Good Readin': Systemic Social Change, Collective Impact
In the great nebulous field that is social innovation, one of the ongoing debates is whether the term should be used to describe any effort aimed at social change or whether the term should be reserved for thos efforts that lead to systemic impact. How new, how big and how creative does an effort need to be to earn the label "social innovation"? I prefer to avoid the debate myself; perhaps not a wholly appropriate strategy but it does help to keep me sane and to focus on actually effecting change, whatever you call it. But if there's one thing I think we can all agree on, it's the need for more examples of social innovation and - perhaps even more importantly - examples of strategies or methodologies that can be employed to foster social change. And if it's systemic, all the better.
I was really impressed with a recent article in the Stanford Social Innovation Review called Collective Impact. It highlights (in particular) the case study of Strive, an effort to improve student success in Greater Cincinnati. The key to Strive's success?

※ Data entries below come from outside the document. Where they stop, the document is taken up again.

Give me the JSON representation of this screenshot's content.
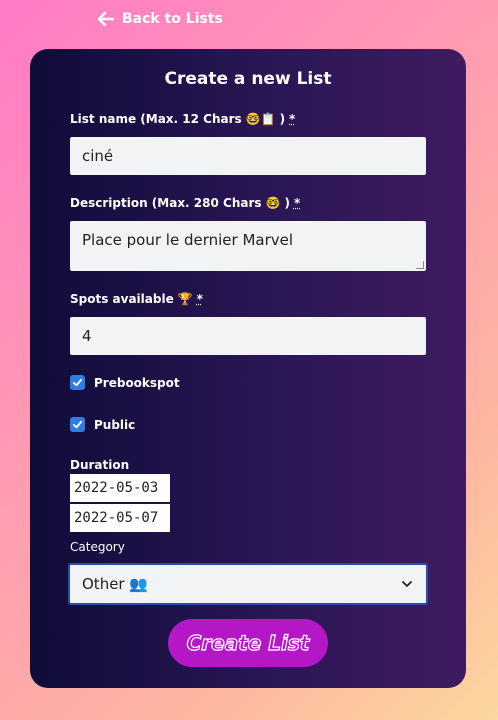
{
  "nav": {
    "back_label": "Back to Lists"
  },
  "form": {
    "title": "Create a new List",
    "list_name": {
      "label": "List name (Max. 12 Chars",
      "emoji": "🤓📋",
      "close": ")",
      "required": "*",
      "value": "ciné"
    },
    "description": {
      "label": "Description (Max. 280 Chars",
      "emoji": "🤓",
      "close": ")",
      "required": "*",
      "value": "Place pour le dernier Marvel"
    },
    "spots": {
      "label": "Spots available",
      "emoji": "🏆",
      "required": "*",
      "value": "4"
    },
    "prebookspot": {
      "label": "Prebookspot",
      "checked": true
    },
    "public": {
      "label": "Public",
      "checked": true
    },
    "duration": {
      "label": "Duration",
      "start": "2022-05-03",
      "end": "2022-05-07"
    },
    "category": {
      "label": "Category",
      "selected": "Other",
      "emoji": "👥"
    },
    "submit_label": "Create List"
  },
  "colors": {
    "accent": "#b317c6",
    "checkbox": "#2f7de1",
    "card_start": "#0f0c39",
    "card_end": "#3f1b60"
  }
}
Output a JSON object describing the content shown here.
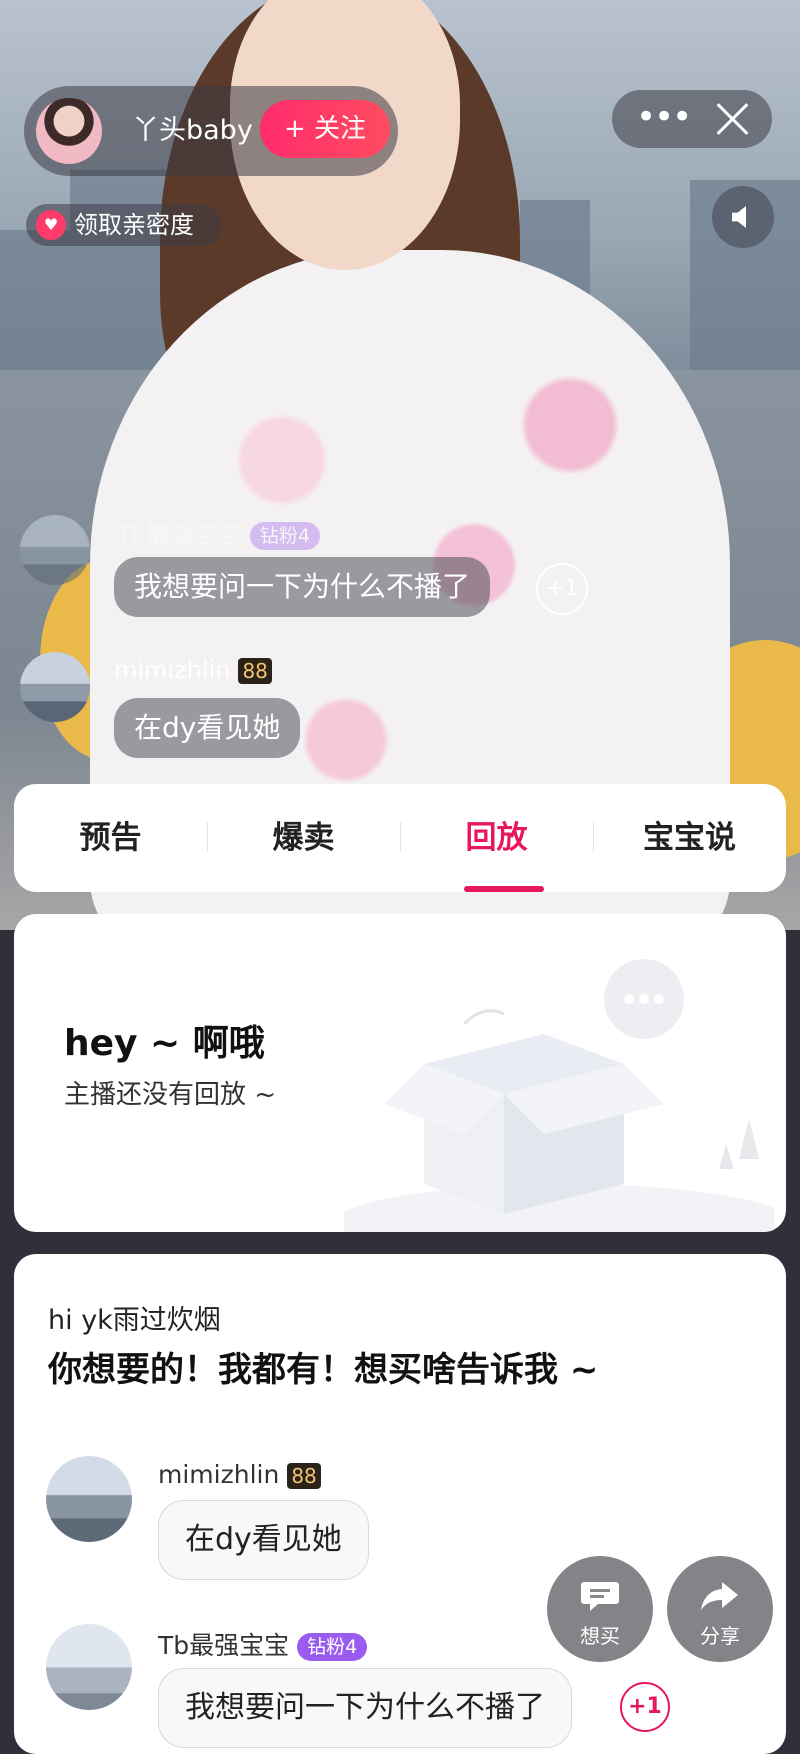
{
  "host": {
    "name": "丫头baby",
    "follow_label": "+ 关注"
  },
  "top_controls": {
    "more_label": "•••"
  },
  "intimacy": {
    "label": "领取亲密度"
  },
  "live_comments": [
    {
      "name": "Tb最强宝宝",
      "badge": "钻粉4",
      "text": "我想要问一下为什么不播了",
      "plus": "+1"
    },
    {
      "name": "mimizhlin",
      "badge": "88",
      "text": "在dy看见她"
    }
  ],
  "tabs": [
    {
      "label": "预告"
    },
    {
      "label": "爆卖"
    },
    {
      "label": "回放"
    },
    {
      "label": "宝宝说"
    }
  ],
  "active_tab": "回放",
  "empty_state": {
    "title": "hey ~ 啊哦",
    "subtitle": "主播还没有回放 ~"
  },
  "chat": {
    "greeting": "hi yk雨过炊烟",
    "slogan": "你想要的！我都有！想买啥告诉我 ~",
    "messages": [
      {
        "name": "mimizhlin",
        "badge": "88",
        "text": "在dy看见她"
      },
      {
        "name": "Tb最强宝宝",
        "badge": "钻粉4",
        "text": "我想要问一下为什么不播了",
        "plus": "+1"
      }
    ]
  },
  "fabs": {
    "want_buy": "想买",
    "share": "分享"
  },
  "colors": {
    "accent": "#e6175b",
    "follow": "#ff2c6b",
    "diamond_badge": "#9a5cf0"
  }
}
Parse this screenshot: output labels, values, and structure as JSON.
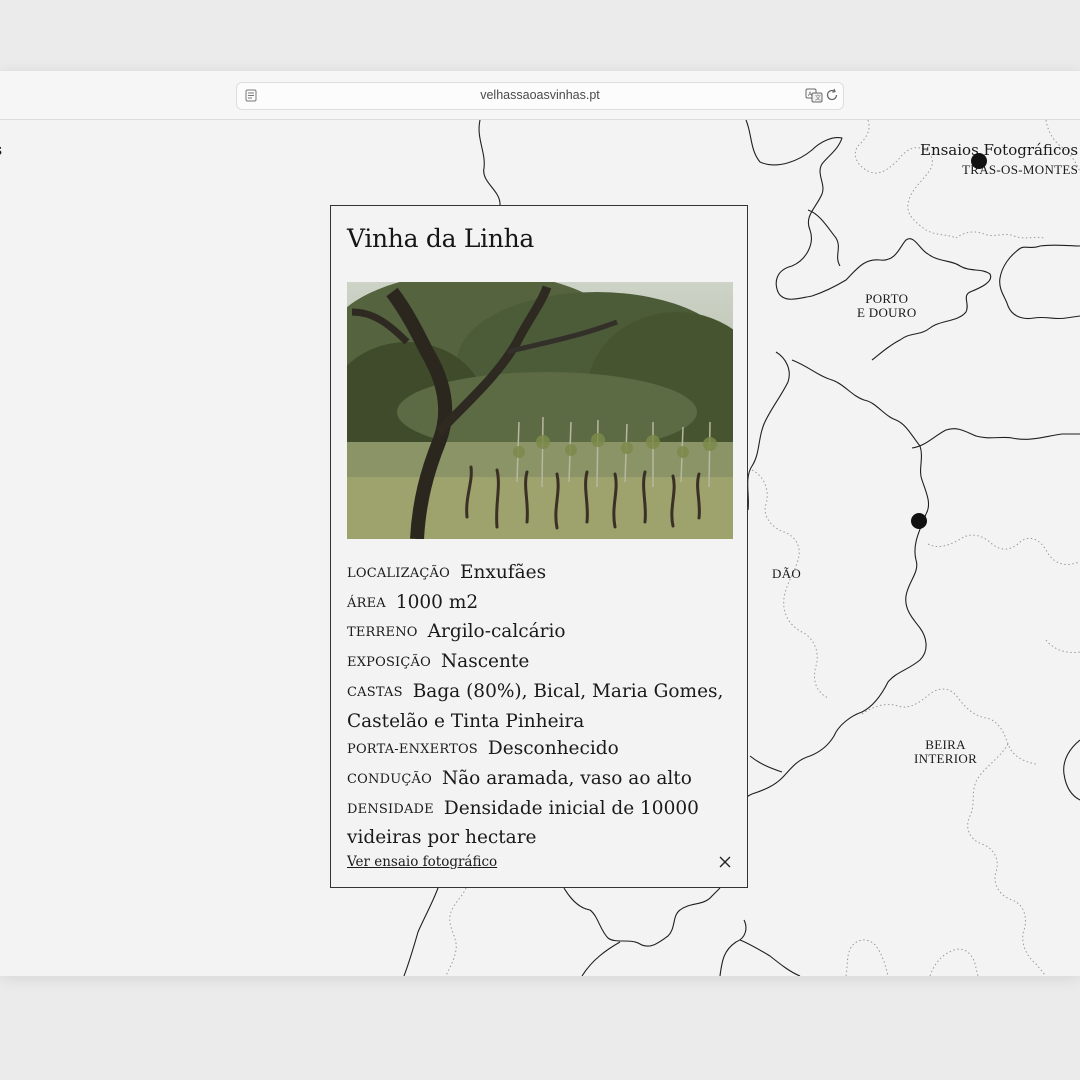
{
  "browser": {
    "url": "velhassaoasvinhas.pt"
  },
  "site": {
    "left_cut_text": "s",
    "nav_link": "Ensaios Fotográficos"
  },
  "map": {
    "regions": [
      {
        "id": "tras-os-montes",
        "label": "TRÁS-OS-MONTES"
      },
      {
        "id": "porto-e-douro",
        "label": "PORTO\nE DOURO"
      },
      {
        "id": "dao",
        "label": "DÃO"
      },
      {
        "id": "beira-interior",
        "label": "BEIRA\nINTERIOR"
      }
    ]
  },
  "card": {
    "title": "Vinha da Linha",
    "details": [
      {
        "label": "LOCALIZAÇÃO",
        "value": "Enxufães"
      },
      {
        "label": "ÁREA",
        "value": "1000 m2"
      },
      {
        "label": "TERRENO",
        "value": "Argilo-calcário"
      },
      {
        "label": "EXPOSIÇÃO",
        "value": "Nascente"
      },
      {
        "label": "CASTAS",
        "value": "Baga (80%), Bical, Maria Gomes, Castelão e Tinta Pinheira"
      },
      {
        "label": "PORTA-ENXERTOS",
        "value": "Desconhecido"
      },
      {
        "label": "CONDUÇÃO",
        "value": "Não aramada, vaso ao alto"
      },
      {
        "label": "DENSIDADE",
        "value": "Densidade inicial de 10000 videiras por hectare"
      }
    ],
    "link_label": "Ver ensaio fotográfico"
  },
  "colors": {
    "page_background": "#ebebeb",
    "map_background": "#f3f3f3",
    "ink": "#1a1a1a"
  }
}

A systemic approach that coordinates action across the spectrum of 'intervention points' - nonprofit organizations, schools, funders, government and individual actors. Strive is succeeding by defining a common agenda and working across organizations and sectors to pursue that agenda in a systematic way.
The case brings to light the often futile approach of current funding and intervention practices. We too often try to advance an agenda through a single organization or project - efforts that begin to make inroads get additional funding, and we end up supporting a bunch of important but isolated and disconnected initiatives, resulting in isolated and disconnected impact. Ultimately, these initiatives just can't succeed at creating the systemic impact we seek; it takes large-scale coordination - beyond the simple 'collaboration' of a few players - to really alter the structures and foundations that create the challenges we hope to address.
If this sounds difficult, let me (and the authors) assure you that it is. This kind of coordination takes incredible work and dedication, perhaps one of the reasons why we so often default into typical one-off funding practices (which have their own systemic challenges, entrenched in our sector). But it can be done! And among the novel and vital findings of the Strive project is the importance of a capable third-party whose exlusive responsibility is the coordination of the multi-player effort. This finding rings true with our own experiences using the Constellation Governance Model.
We need more Strives. And we need more data on similar efforts and methodologies that are fostering social change. The Collective Impact approach offers promising insight into how we can better organize for systemic social change - if we're willing to put in the hard work and commitment that will be necessary to its success.